We at Atlas Obscura start planning for Halloween early. It’s not that we’re making costumes or prepping for parties (though some of us are), it’s that we and our network of freelance writers around the world are hunting for stories. We lean hard into October. In fact, this year, we called the whole month AO Loves Halloween. But it’s never quite enough for us. We’re looking for stories like these—weird, wondrous, wicked—all year long.
Here are some of our favorite spooky stories of the year that dig into the history, science, and culture of things that send a shiver up your spine.
by Kate Golembiewski
Legends about the powers of mirrors go way back, from the ancient Greek myth of Narcissus to the “love magic” of medieval times. Kate Golembiewski gazes upon the history and science of mirrored surfaces to see how these legends have changed over time, and what they have to say about psychology and how our brains process visual information.
by Mark Hay
Across the globe and over the centuries, people have turned to the consumption of human blood, not out of some vampire fetish, but to survive desperately lean times and harness the vital medicinal power they believed it carries. Mark Hay goes deep into this history, from a king and a pope drinking the blood of young boys for vitality in the 15th century to modern sanguinarians.
by Samir S. Patel, Editor in Chief
Over the years science has illuminated a great deal about the biological side of fear, how our bodies prep us to run or throw a punch when there’s an immediate threat.
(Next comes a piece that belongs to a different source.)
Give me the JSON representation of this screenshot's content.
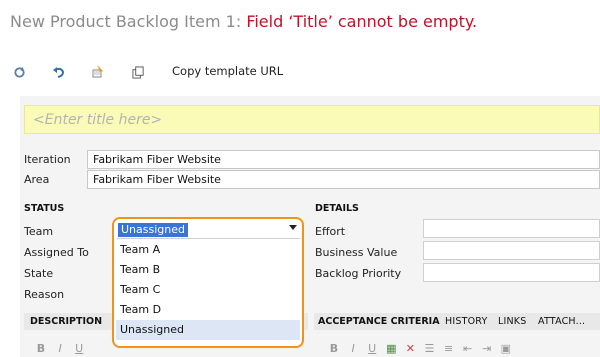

But why we actively seek out frightening experiences as entertainment, how we react to them, and the impact they have on us, that’s a much darker forest. Editor in Chief Samir S. Patel visited the Recreational Fear Lab in Aarhus, Denmark, the only laboratory in the world dedicated specifically to understanding the fun, possibly beneficial, side of fright.
by Diana Hubbell, Associate Editor, Places
Cultures around the world, from Southeast Asia to Latin America, have relied on eggs to unscramble the mysteries of the future, a practice known as oomancy. It was part of the celebrations surrounding Samhain, the pagan holiday from which most Halloween traditions originate, and later played a role in witch trials in Salem and beyond, Diana Hubbell reports.
by Paula Span
In 1991, veteran reporter Paula Span went to Yarmouth Port, Massachusetts, to interview famed oddball artist Edward Gorey for the Washington Post. Thirty years later, Span returned with her family to the same house, now a museum dedicated to his life and work. Join her as she examines his legacy—and helps her granddaughter uncover the fates of all 26 Gashlycrumb Tinies.
by Gemma Tarlach, Senior Editor/Writer
Parasitism is rampant in the natural world—nearly half of all animal species are parasites, for example. And a large number of these uninvited plus-ones manipulate their host’s behavior in some way to produce an advantage for themselves, occasionally taking complete control of the organism they have invaded. Gemma Tarlach introduces you to nature’s body snatchers, from cockroach-riding wasps to suicidal ants to spore-bomb spiders. And yes, humans are at risk from a few of them.
by Kate Golembiewski
It’s not uncommon in a modern haunted house to see a woman trapped in a cage. “Is that a role that you ever see men in?” says sociologist Abberley Sorg. “And if not, why?” Kate Golembiewski reports on the work of Sorg and others to understand the gender dynamics at work in haunted attractions.
by Sarah Durn, Associate Editor
Between nine and 12 of every 1,000 deliveries produces twins, and around four of those are identical, or monozygotic, twins. There are a lot of factors that make us who we are, but identical twins share the same raw material. Why, however, many people find them interesting, unnerving, even scary, says more about general human psychology than it does twins themselves, reports Sarah Durn.